In 2002, current Navy Rugby Chairman, Chris Alcock OBE, was Director of Rugby, and watched Apo’s first cap from the Rotherham stand. He has followed, and at times cursed, the quality of Apo’s rugby ever since, he says:
" Apo has been a remarkable player and has enjoyed a very impressive career. A continual thorn in the Navy side but a delight to watch. Boots have to be hung up eventually, but we should celebrate the departure of a great player from Service Rugby. Well done Apo and from all of us in Navy Rugby we wish you every success for the future."
It is appropriate that Apo will be saying farewell in Combined Services colours. A couple of seasons ago he missed out, through a hamstring injury, playing in front of his home support at Gloucester’s Kingsholm, when the CS met the challenge of Samoa. Obviously heartache for any Fijian. But more importantly it gives a welcome opportunity for rugby supporters from all three Services to acknowledge his immense contribution to Service rugby over the last twelve years.
Apo – vinaka vakalevu, vakanuinui vinaka vei iko keina nomu matavuvale.
Combined Services v Barbarians, 12 November 2013 @ Plymouth Albion RFC, KO 1900
Tickets for the Annual Army vs Navy match which will be played at Twickenham on 3 May 2014 are on sale now. Tickets can be purchased at www.navyrugbyunion.co.uk/tickets

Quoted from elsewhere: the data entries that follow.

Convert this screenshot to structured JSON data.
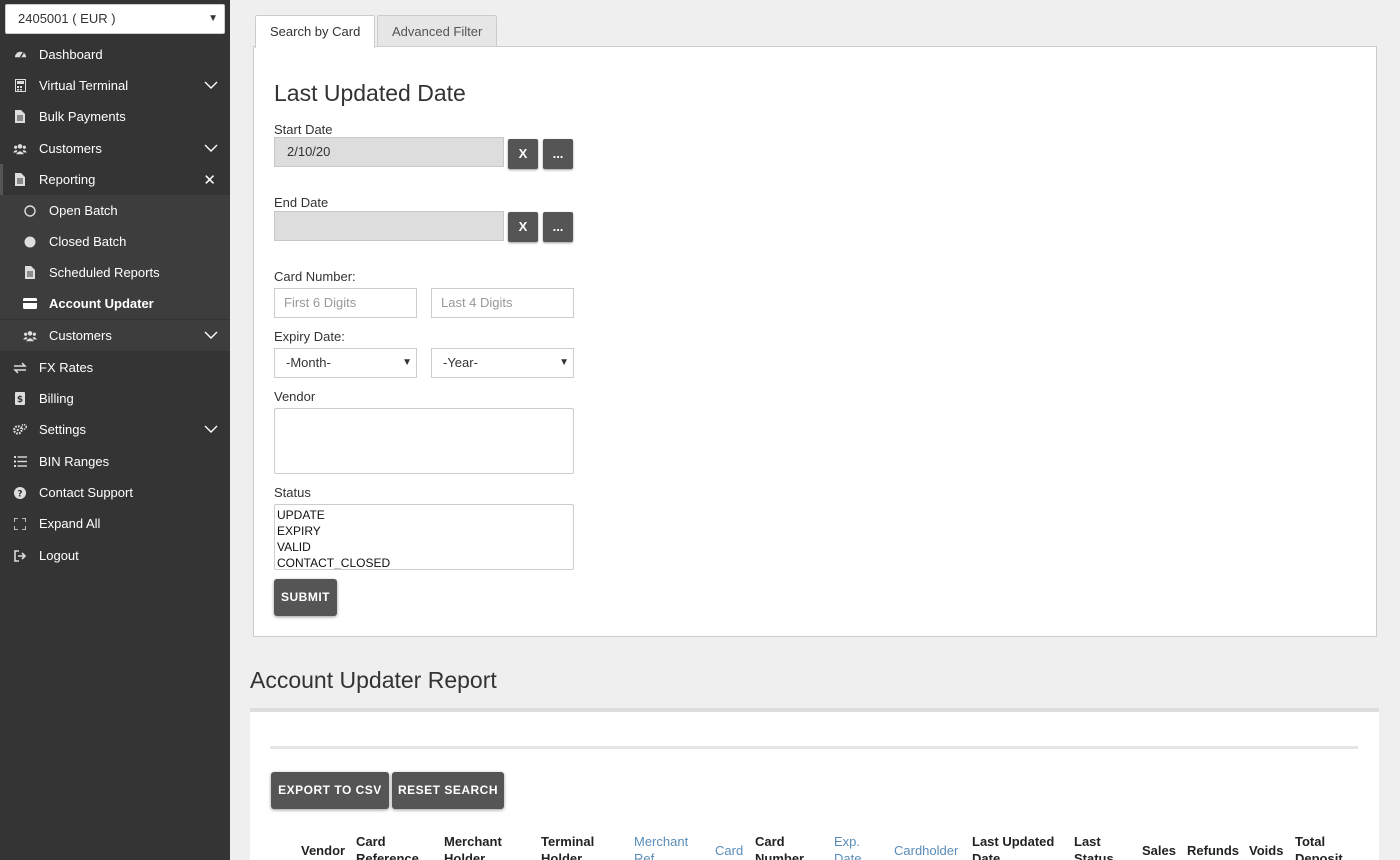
{
  "sidebar": {
    "account": "2405001 ( EUR )",
    "items": [
      {
        "label": "Dashboard"
      },
      {
        "label": "Virtual Terminal"
      },
      {
        "label": "Bulk Payments"
      },
      {
        "label": "Customers"
      },
      {
        "label": "Reporting"
      },
      {
        "label": "Open Batch"
      },
      {
        "label": "Closed Batch"
      },
      {
        "label": "Scheduled Reports"
      },
      {
        "label": "Account Updater"
      },
      {
        "label": "Customers"
      },
      {
        "label": "FX Rates"
      },
      {
        "label": "Billing"
      },
      {
        "label": "Settings"
      },
      {
        "label": "BIN Ranges"
      },
      {
        "label": "Contact Support"
      },
      {
        "label": "Expand All"
      },
      {
        "label": "Logout"
      }
    ]
  },
  "tabs": {
    "card": "Search by Card",
    "advanced": "Advanced Filter"
  },
  "filter": {
    "heading": "Last Updated Date",
    "start_label": "Start Date",
    "start_value": "2/10/20",
    "end_label": "End Date",
    "end_value": "",
    "clear_btn": "X",
    "pick_btn": "...",
    "card_label": "Card Number:",
    "first6_ph": "First 6 Digits",
    "last4_ph": "Last 4 Digits",
    "expiry_label": "Expiry Date:",
    "month": "-Month-",
    "year": "-Year-",
    "vendor_label": "Vendor",
    "status_label": "Status",
    "status_options": [
      "UPDATE",
      "EXPIRY",
      "VALID",
      "CONTACT_CLOSED"
    ],
    "submit": "SUBMIT"
  },
  "report": {
    "title": "Account Updater Report",
    "export": "EXPORT TO CSV",
    "reset": "RESET SEARCH",
    "columns": [
      {
        "l1": "Vendor",
        "l2": ""
      },
      {
        "l1": "Card",
        "l2": "Reference"
      },
      {
        "l1": "Merchant",
        "l2": "Holder"
      },
      {
        "l1": "Terminal",
        "l2": "Holder"
      },
      {
        "l1": "Merchant",
        "l2": "Ref"
      },
      {
        "l1": "Card",
        "l2": ""
      },
      {
        "l1": "Card",
        "l2": "Number"
      },
      {
        "l1": "Exp.",
        "l2": "Date"
      },
      {
        "l1": "Cardholder",
        "l2": ""
      },
      {
        "l1": "Last Updated",
        "l2": "Date"
      },
      {
        "l1": "Last",
        "l2": "Status"
      },
      {
        "l1": "Sales",
        "l2": ""
      },
      {
        "l1": "Refunds",
        "l2": ""
      },
      {
        "l1": "Voids",
        "l2": ""
      },
      {
        "l1": "Total",
        "l2": "Deposit"
      }
    ]
  },
  "colors": {
    "sidebar": "#343434",
    "button": "#555555",
    "link": "#5a8dba"
  }
}
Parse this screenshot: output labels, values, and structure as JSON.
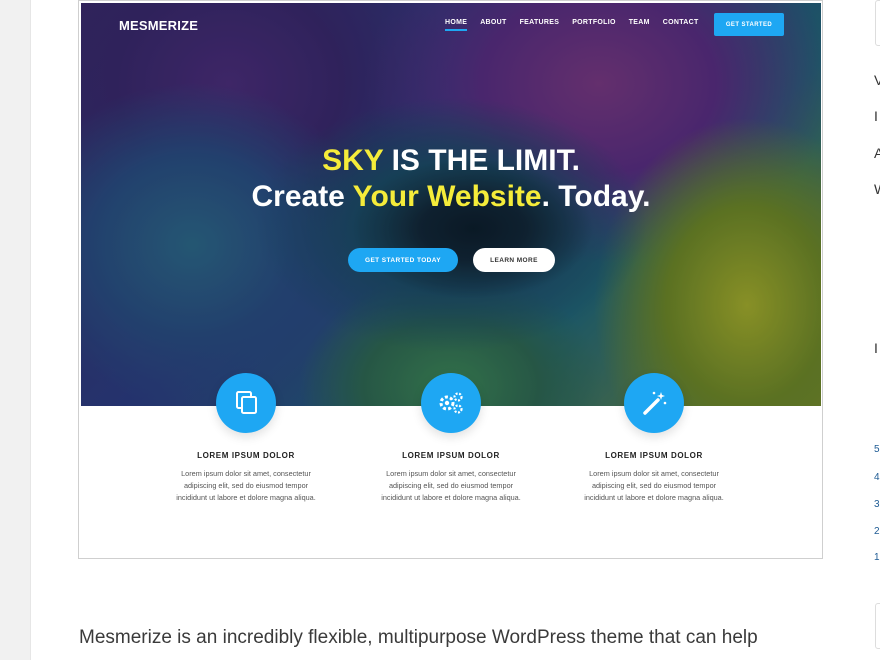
{
  "theme": {
    "logo": "MESMERIZE",
    "nav": [
      "HOME",
      "ABOUT",
      "FEATURES",
      "PORTFOLIO",
      "TEAM",
      "CONTACT"
    ],
    "nav_cta": "GET STARTED",
    "headline": {
      "line1_highlight": "SKY",
      "line1_rest": " IS THE LIMIT.",
      "line2_start": "Create ",
      "line2_highlight": "Your Website",
      "line2_end": ". Today."
    },
    "buttons": {
      "primary": "GET STARTED TODAY",
      "secondary": "LEARN MORE"
    },
    "features": [
      {
        "icon": "copy-icon",
        "title": "LOREM IPSUM DOLOR",
        "line1": "Lorem ipsum dolor sit amet, consectetur",
        "line2": "adipiscing elit, sed do eiusmod tempor",
        "line3": "incididunt ut labore et dolore magna aliqua."
      },
      {
        "icon": "gears-icon",
        "title": "LOREM IPSUM DOLOR",
        "line1": "Lorem ipsum dolor sit amet, consectetur",
        "line2": "adipiscing elit, sed do eiusmod tempor",
        "line3": "incididunt ut labore et dolore magna aliqua."
      },
      {
        "icon": "magic-wand-icon",
        "title": "LOREM IPSUM DOLOR",
        "line1": "Lorem ipsum dolor sit amet, consectetur",
        "line2": "adipiscing elit, sed do eiusmod tempor",
        "line3": "incididunt ut labore et dolore magna aliqua."
      }
    ],
    "colors": {
      "accent": "#1ea7f3",
      "highlight": "#f5ec3a"
    }
  },
  "article": {
    "text": "Mesmerize is an incredibly flexible, multipurpose WordPress theme that can help"
  },
  "sidebar_fragments": {
    "letters": [
      "V",
      "I",
      "A",
      "W",
      "I"
    ],
    "digits": [
      "5",
      "4",
      "3",
      "2",
      "1"
    ]
  }
}
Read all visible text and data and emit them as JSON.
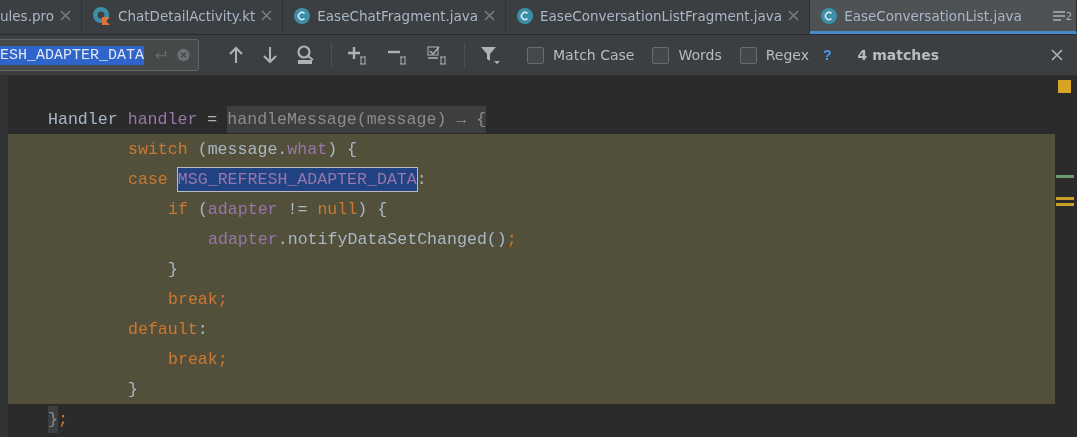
{
  "tabs": [
    {
      "label": "ules.pro",
      "kind": "plain",
      "selected": false,
      "closable": true
    },
    {
      "label": "ChatDetailActivity.kt",
      "kind": "kotlin",
      "selected": false,
      "closable": true
    },
    {
      "label": "EaseChatFragment.java",
      "kind": "class",
      "selected": false,
      "closable": true
    },
    {
      "label": "EaseConversationListFragment.java",
      "kind": "class",
      "selected": false,
      "closable": true
    },
    {
      "label": "EaseConversationList.java",
      "kind": "class",
      "selected": true,
      "closable": false
    }
  ],
  "hidden_tabs_count": "2",
  "search": {
    "value": "ESH_ADAPTER_DATA",
    "options": [
      {
        "label": "Match Case",
        "checked": false
      },
      {
        "label": "Words",
        "checked": false
      },
      {
        "label": "Regex",
        "checked": false
      }
    ],
    "help": "?",
    "result": "4 matches"
  },
  "code": {
    "lines": [
      {
        "highlighted": false,
        "tokens": [
          {
            "kind": "plain",
            "text": "Handler "
          },
          {
            "kind": "field",
            "text": "handler"
          },
          {
            "kind": "plain",
            "text": " = "
          },
          {
            "kind": "folded",
            "text": "handleMessage(message) → {"
          }
        ],
        "children": [
          {
            "highlighted": true,
            "tokens": [
              {
                "kind": "keyword",
                "text": "switch"
              },
              {
                "kind": "plain",
                "text": " (message."
              },
              {
                "kind": "field",
                "text": "what"
              },
              {
                "kind": "plain",
                "text": ") {"
              }
            ]
          },
          {
            "highlighted": true,
            "tokens": [
              {
                "kind": "keyword",
                "text": "case "
              },
              {
                "kind": "match",
                "text": "MSG_REFRESH_ADAPTER_DATA"
              },
              {
                "kind": "plain",
                "text": ":"
              }
            ],
            "children": [
              {
                "highlighted": true,
                "tokens": [
                  {
                    "kind": "keyword",
                    "text": "if"
                  },
                  {
                    "kind": "plain",
                    "text": " ("
                  },
                  {
                    "kind": "field",
                    "text": "adapter"
                  },
                  {
                    "kind": "plain",
                    "text": " != "
                  },
                  {
                    "kind": "keyword",
                    "text": "null"
                  },
                  {
                    "kind": "plain",
                    "text": ") {"
                  }
                ],
                "children": [
                  {
                    "highlighted": true,
                    "tokens": [
                      {
                        "kind": "field",
                        "text": "adapter"
                      },
                      {
                        "kind": "plain",
                        "text": ".notifyDataSetChanged()"
                      },
                      {
                        "kind": "keyword",
                        "text": ";"
                      }
                    ]
                  }
                ]
              },
              {
                "highlighted": true,
                "tokens": [
                  {
                    "kind": "plain",
                    "text": "}"
                  }
                ]
              },
              {
                "highlighted": true,
                "tokens": [
                  {
                    "kind": "keyword",
                    "text": "break;"
                  }
                ]
              }
            ]
          },
          {
            "highlighted": true,
            "tokens": [
              {
                "kind": "keyword",
                "text": "default"
              },
              {
                "kind": "plain",
                "text": ":"
              }
            ],
            "children": [
              {
                "highlighted": true,
                "tokens": [
                  {
                    "kind": "keyword",
                    "text": "break;"
                  }
                ]
              }
            ]
          },
          {
            "highlighted": true,
            "tokens": [
              {
                "kind": "plain",
                "text": "}"
              }
            ]
          }
        ]
      },
      {
        "highlighted": false,
        "tokens": [
          {
            "kind": "folded",
            "text": "}"
          },
          {
            "kind": "keyword",
            "text": ";"
          }
        ]
      }
    ]
  }
}
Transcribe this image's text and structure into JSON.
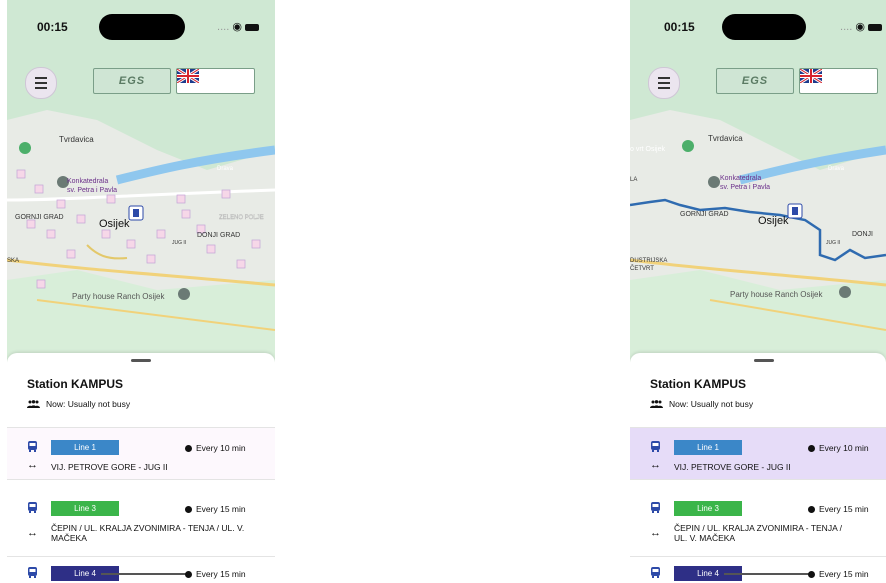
{
  "status": {
    "time": "00:15",
    "signal": "....",
    "wifi": "wifi-icon",
    "battery": "battery-icon"
  },
  "header": {
    "menu_icon": "hamburger-icon",
    "operator_label": "EGS",
    "flag_icon": "uk-flag-icon"
  },
  "map_labels": {
    "tvrdavica": "Tvrdavica",
    "konkatedrala": "Konkatedrala sv. Petra i Pavla",
    "gornji_grad": "GORNJI GRAD",
    "osijek": "Osijek",
    "zeleno_polje": "ZELENO POLJE",
    "donji_grad": "DONJI GRAD",
    "jug": "JUG II",
    "ska": "SKA",
    "party_house": "Party house Ranch Osijek",
    "drava": "Drava",
    "vrt": "o vrt Osijek",
    "la": "LA",
    "industrijska": "DUSTRIJSKA",
    "cetvrt": "ČETVRT"
  },
  "station": {
    "title": "Station KAMPUS",
    "busy": "Now: Usually not busy"
  },
  "lines": [
    {
      "badge": "Line 1",
      "color": "#3b87c8",
      "every": "Every 10 min",
      "route": "VIJ. PETROVE GORE - JUG II"
    },
    {
      "badge": "Line 3",
      "color": "#3bb54a",
      "every": "Every 15 min",
      "route": "ČEPIN / UL. KRALJA ZVONIMIRA - TENJA / UL. V. MAČEKA",
      "route_right": "ČEPIN / UL. KRALJA ZVONIMIRA - TENJA /"
    },
    {
      "badge": "Line 4",
      "color": "#2e2f86",
      "every": "Every 15 min"
    }
  ]
}
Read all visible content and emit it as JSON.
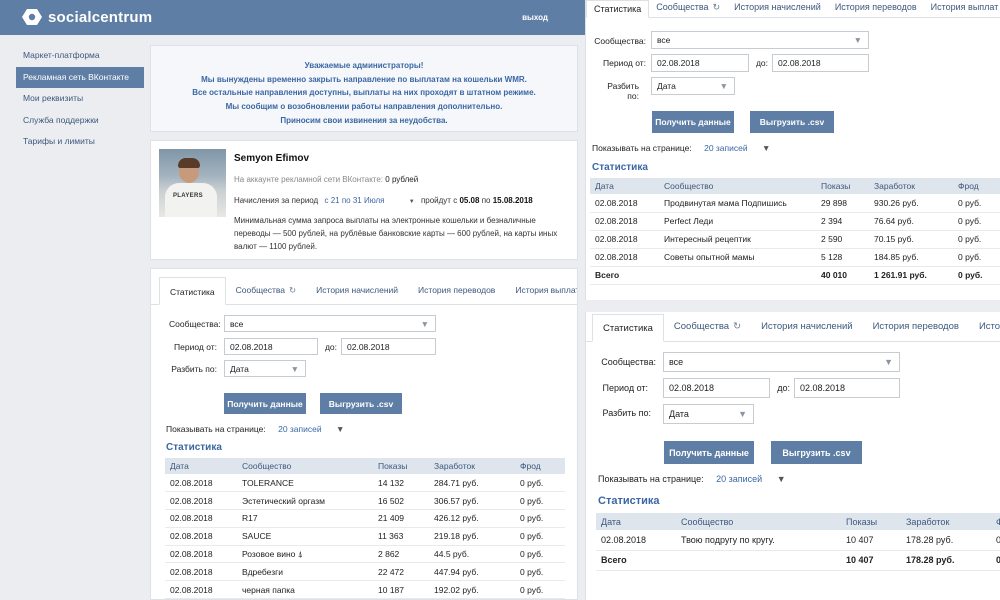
{
  "app": {
    "logo_text": "socialcentrum",
    "exit_label": "выход"
  },
  "sidebar": {
    "items": [
      {
        "label": "Маркет-платформа"
      },
      {
        "label": "Рекламная сеть ВКонтакте"
      },
      {
        "label": "Мои реквизиты"
      },
      {
        "label": "Служба поддержки"
      },
      {
        "label": "Тарифы и лимиты"
      }
    ]
  },
  "notice": {
    "lines": [
      "Уважаемые администраторы!",
      "Мы вынуждены временно закрыть направление по выплатам на кошельки WMR.",
      "Все остальные направления доступны, выплаты на них проходят в штатном режиме.",
      "Мы сообщим о возобновлении работы направления дополнительно.",
      "Приносим свои извинения за неудобства."
    ]
  },
  "profile": {
    "name": "Semyon Efimov",
    "shirt_text": "PLAYERS",
    "balance_label": "На аккаунте рекламной сети ВКонтакте:",
    "balance_value": "0 рублей",
    "accrual_label": "Начисления за период",
    "accrual_period": "с 21 по 31 Июля",
    "accrual_pass": "пройдут с",
    "accrual_from": "05.08",
    "accrual_to_word": "по",
    "accrual_to": "15.08.2018",
    "description": "Минимальная сумма запроса выплаты на электронные кошельки и безналичные переводы — 500 рублей, на рублёвые банковские карты — 600 рублей, на карты иных валют — 1100 рублей."
  },
  "widget_common": {
    "tabs": [
      "Статистика",
      "Сообщества",
      "История начислений",
      "История переводов",
      "История выплат"
    ],
    "communities_label": "Сообщества:",
    "communities_value": "все",
    "period_label": "Период от:",
    "period_from": "02.08.2018",
    "period_to_label": "до:",
    "period_to": "02.08.2018",
    "split_label": "Разбить по:",
    "split_value": "Дата",
    "get_data_button": "Получить данные",
    "export_button": "Выгрузить .csv",
    "per_page_label": "Показывать на странице:",
    "per_page_value": "20 записей",
    "stats_heading": "Статистика",
    "columns": [
      "Дата",
      "Сообщество",
      "Показы",
      "Заработок",
      "Фрод"
    ]
  },
  "left_table": {
    "rows": [
      [
        "02.08.2018",
        "TOLERANCE",
        "14 132",
        "284.71 руб.",
        "0 руб."
      ],
      [
        "02.08.2018",
        "Эстетический оргазм",
        "16 502",
        "306.57 руб.",
        "0 руб."
      ],
      [
        "02.08.2018",
        "R17",
        "21 409",
        "426.12 руб.",
        "0 руб."
      ],
      [
        "02.08.2018",
        "SAUCE",
        "11 363",
        "219.18 руб.",
        "0 руб."
      ],
      [
        "02.08.2018",
        "Розовое вино ⍋",
        "2 862",
        "44.5 руб.",
        "0 руб."
      ],
      [
        "02.08.2018",
        "Вдребезги",
        "22 472",
        "447.94 руб.",
        "0 руб."
      ],
      [
        "02.08.2018",
        "черная папка",
        "10 187",
        "192.02 руб.",
        "0 руб."
      ]
    ]
  },
  "right_top_table": {
    "rows": [
      [
        "02.08.2018",
        "Продвинутая мама Подпишись",
        "29 898",
        "930.26 руб.",
        "0 руб."
      ],
      [
        "02.08.2018",
        "Perfect Леди",
        "2 394",
        "76.64 руб.",
        "0 руб."
      ],
      [
        "02.08.2018",
        "Интересный рецептик",
        "2 590",
        "70.15 руб.",
        "0 руб."
      ],
      [
        "02.08.2018",
        "Советы опытной мамы",
        "5 128",
        "184.85 руб.",
        "0 руб."
      ]
    ],
    "total": [
      "Всего",
      "",
      "40 010",
      "1 261.91 руб.",
      "0 руб."
    ]
  },
  "right_bottom_table": {
    "rows": [
      [
        "02.08.2018",
        "Твою подругу по кругу.",
        "10 407",
        "178.28 руб.",
        "0 руб."
      ]
    ],
    "total": [
      "Всего",
      "",
      "10 407",
      "178.28 руб.",
      "0 руб."
    ]
  },
  "colors": {
    "brand": "#5f7ea5",
    "link": "#3a67a3",
    "page_bg": "#ebedf0"
  }
}
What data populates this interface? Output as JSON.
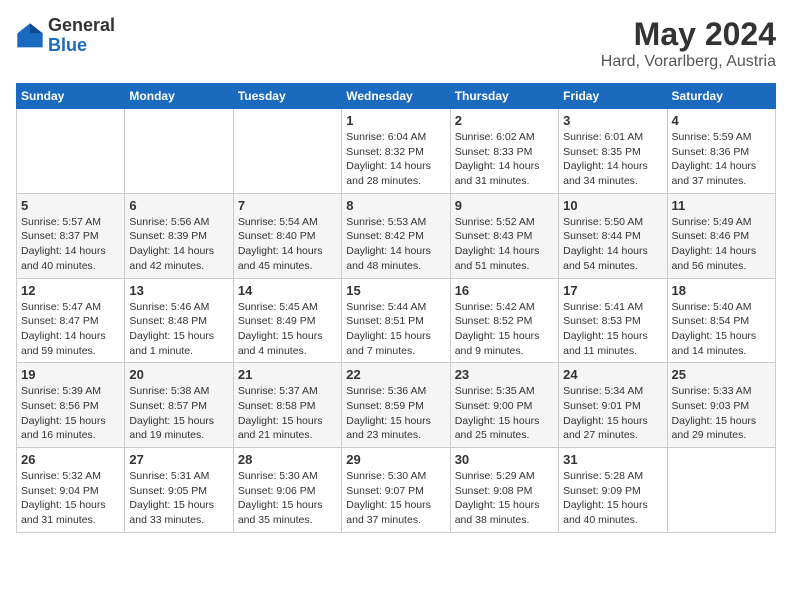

By Geraint Ashton Jones
Images by Alligin Photography / © John Walton, © Crown Copyright, © Roger